Michael Shnayerson, the noted art-world chronicler and longtime Vanity Fair contributing editor, will add another biography to his oeuvre, one that is likely to be hotly anticipated. This one will be about mega-dealer Larry Gagosian, whose empire of 19 galleries spans New York to London to Paris to Hong Kong.
After publishing Boom: Mad Money, Mega Dealers and the Rise of Contemporary Art, a 2019 book about the rapid growth of the art market, Shnayerson will now turn his attention to one of that tome’s main subjects. His biography is being billed as “unauthorized.”

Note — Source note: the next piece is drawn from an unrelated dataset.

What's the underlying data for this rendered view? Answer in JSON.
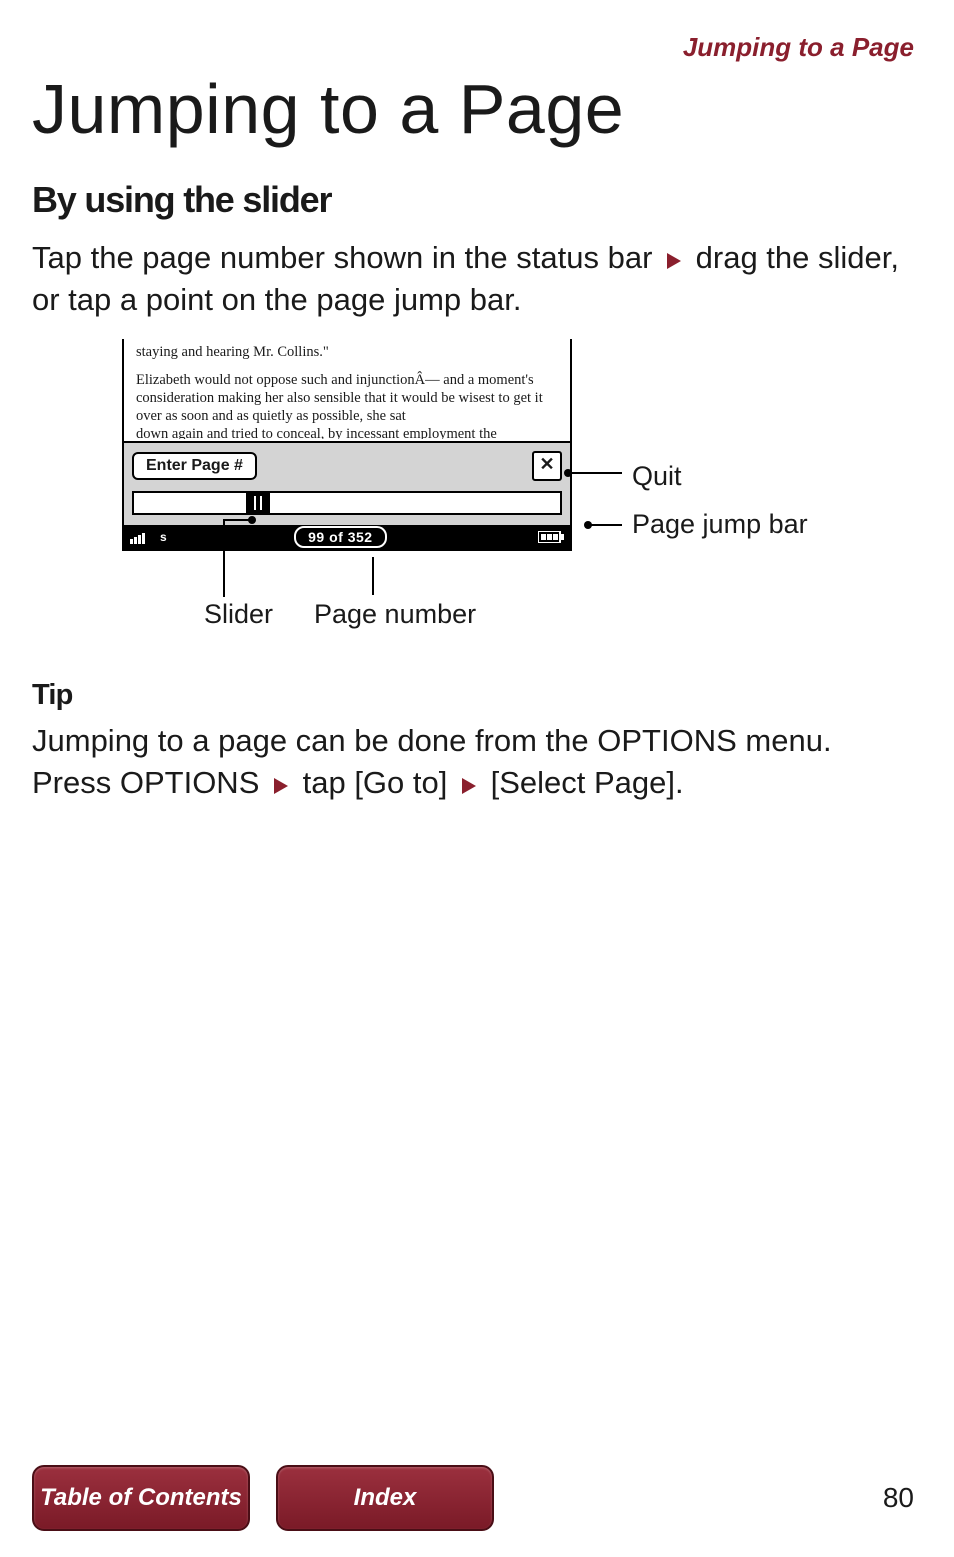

The book does not currently have a title or a release date, but Shnayerson has secured Gallery Books, a division of Simon & Schuster, Inc., as the book’s publisher.
Gagosian now runs the world’s largest gallery, with hundreds of employees and a roster that includes ultra-blue-chip artists like Richard Prince, Ed Ruscha, Willem de Kooning, Christopher Wool, Takashi Murakami, Damien Hirst, and Jenny Seville, alongside rising stars like Jadé Fadojutimi and Anna Weyant. He started out by selling prints on Venice Beach, before opening up in Beverly Hills, expanding to New York, and then building out from there.
A spokesperson for Gagosian declined to comment on the forthcoming article.
One section of Boom, which was excerpted by Vanity Fair, focuses on the rivalry between Gagosian and David Zwirner, specifically in regard to their battle over late artist Franz West (and, later, his estate). In one scene, Shnayerson recounts a public comment that Zwirner made after Gagosian poached the artist John Currin from Andrea Rosen in 2003, when he was not yet a star.
Per Shnayerson: “Yet for all his success, Zwirner nursed a grudge against Gagosian, who, in turn, had his own grievances. He bridled at Zwirner’s public pique, expressed after Gagosian wooed away portraitist John Currin from dealer Andrea Rosen with a brusqueness that startled the art world. ‘Our generation doesn’t have that aggressive behavior,’ Zwirner declared. Gagosian was furious. ‘If the tables were turned, he’d do the same thing,’ Gagosian now says. ‘Zwirner had a lot of nerve trying to burnish his ethics on my hide.’”
In addition to pieces for Vanity Fair on the launch of Pace’s new space in 2019 and the fall of Knoedler & Co., Shnayerson has penned several biographies on Harry Belafonte, Bugsy Siegel, and former New York Governor Andrew Cuomo. The Cuomo book was also unauthorized. Other nonfiction titles include The Car That Could and Coal River.
That Gagosian, now 77, is not participating in Shnayerson’s biography will come as no surprise. Gagosian is notoriously tight-lipped, granting few journalists interviews. It’s a trick, according to a release, that he supposedly learned from his mentor, the late dealer Leo Castelli.
“Gagosian is in a class by himself, both for daring to expand as he did—and for being the brash figure he is on the international art scene, even as he fiercely guards his privacy,” Shnayerson said in a statement, comparing the dealer to his rivals. “His friends, who tend almost exclusively to be artists and collectors, speak of his brilliance at dealing, how he made his reputation in two-or-three painting swaps that left his buyers dazzled and a bit dizzy. Yet they also speak of his sardonic humor and keen sense of fun. My hope is to fill in the blanks of his brilliant, unparalleled career—and learn more about the man behind it.”